Canada defeated Sweden 3-2 in a shootout in the women's gold-medal match on Friday.
Julia Grosso's goal on Canada's sixth attempt was the difference. Her left-footed shot bounced off the arm of Swedish goalkeeper Hedvig Lindahl and into the net for the win.
After Jessie Fleming scored on the first shot, the Canadians missed their next three attempts. Nathalie Bjorn and Olivia Schough converted back-to-back attempts that put Sweden up 2-1 heading into the third round.
Deanne Rose, the fifth shooter for Canada, converted on a shot in the right corner of the net to keep the match going.
This marked the first time ever that the women's Olympic gold-medal match has been decided by penalty kicks since being added to the event list in 1996. Only three gold-medal matches went to extra time before this year (2000, 2004, 2008).

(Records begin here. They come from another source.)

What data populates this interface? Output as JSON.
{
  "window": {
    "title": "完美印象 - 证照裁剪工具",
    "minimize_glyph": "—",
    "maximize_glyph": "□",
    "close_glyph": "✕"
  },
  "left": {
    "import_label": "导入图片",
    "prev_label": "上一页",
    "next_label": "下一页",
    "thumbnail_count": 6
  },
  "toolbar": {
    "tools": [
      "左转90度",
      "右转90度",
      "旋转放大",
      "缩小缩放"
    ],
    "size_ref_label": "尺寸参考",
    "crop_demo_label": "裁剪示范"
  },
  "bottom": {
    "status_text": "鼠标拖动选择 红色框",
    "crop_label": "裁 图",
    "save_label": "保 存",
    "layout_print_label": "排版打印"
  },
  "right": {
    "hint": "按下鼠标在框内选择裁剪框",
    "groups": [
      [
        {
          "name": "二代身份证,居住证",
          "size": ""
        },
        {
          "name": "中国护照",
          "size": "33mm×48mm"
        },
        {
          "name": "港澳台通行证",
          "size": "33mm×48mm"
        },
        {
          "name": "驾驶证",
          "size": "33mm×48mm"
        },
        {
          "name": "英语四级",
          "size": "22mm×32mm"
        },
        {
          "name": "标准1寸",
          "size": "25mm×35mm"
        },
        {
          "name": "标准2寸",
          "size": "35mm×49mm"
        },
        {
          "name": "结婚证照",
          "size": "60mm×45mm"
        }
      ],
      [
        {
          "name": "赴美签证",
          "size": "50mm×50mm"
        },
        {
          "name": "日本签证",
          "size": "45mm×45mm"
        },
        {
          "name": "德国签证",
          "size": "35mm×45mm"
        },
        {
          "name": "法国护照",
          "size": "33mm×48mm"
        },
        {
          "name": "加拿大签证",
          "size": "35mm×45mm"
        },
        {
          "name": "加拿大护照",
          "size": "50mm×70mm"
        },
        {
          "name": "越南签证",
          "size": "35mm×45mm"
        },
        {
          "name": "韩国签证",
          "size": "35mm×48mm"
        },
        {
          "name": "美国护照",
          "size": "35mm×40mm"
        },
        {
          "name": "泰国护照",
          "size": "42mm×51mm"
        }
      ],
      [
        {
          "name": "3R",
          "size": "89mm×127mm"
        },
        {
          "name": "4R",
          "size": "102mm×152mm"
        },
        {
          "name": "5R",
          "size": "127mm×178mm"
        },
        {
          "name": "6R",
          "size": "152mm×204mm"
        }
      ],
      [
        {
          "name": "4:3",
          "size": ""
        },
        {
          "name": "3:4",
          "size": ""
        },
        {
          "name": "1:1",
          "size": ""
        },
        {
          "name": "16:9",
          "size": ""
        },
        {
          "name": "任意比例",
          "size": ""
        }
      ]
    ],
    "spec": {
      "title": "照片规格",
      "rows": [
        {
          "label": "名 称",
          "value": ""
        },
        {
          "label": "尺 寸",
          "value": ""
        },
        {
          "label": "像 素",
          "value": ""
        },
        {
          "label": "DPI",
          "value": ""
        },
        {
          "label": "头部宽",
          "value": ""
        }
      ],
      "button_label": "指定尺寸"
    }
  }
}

Stina Blackstenius' goal late in the first half off an assist from Kosovare Asllani put Sweden up 1-0. It was the first regulation goal allowed by Canada in the tournament since July 27 against Great Britain.
Keeper Notes @keepernotes
Stina Blackstenius scores the opening goal of the gold medal game, putting Sweden up 1-0 in the 34th.<br><br>Her goal is the 100th goal of this women's tournament!<br><br>And she ends Canada's shutout streak of 249 minutes, longest of the tourney.<a href="https://twitter.com/hashtag/SWEvCAN?src=hash&ref_src=twsrc%5Etfw">#SWEvCAN</a>
Sweden's attack did a good job of keeping the ball away from Canada and preserving that lead until midway through the second half.
After a VAR review confirmed a penalty on Sweden, Fleming converted a penalty kick to tie the score in the 67th minute. Her PK in the semifinals was the difference in Canada's 1-0 win over the United States.
Per Canada Soccer, Fleming is the third Canadian women's player in history to convert penalties in back-to-back matches (Charmaine Hooper in 2000, Christine Sinclair in 2012).
In the final minutes of extra time, Sweden had a close call at the Canadian net. Jonna Andersson's pass was deflected, and Hanna Bennison attempted a header in front of goal that was broken up.
Despite the heartbreaking finish, Sweden still leaves Tokyo with a silver medal for the second consecutive Olympics after finishing outside the top three in the previous five Games.
Canada has medaled in each of the past three Olympics in this event. It previously won bronze in 2012 and 2016.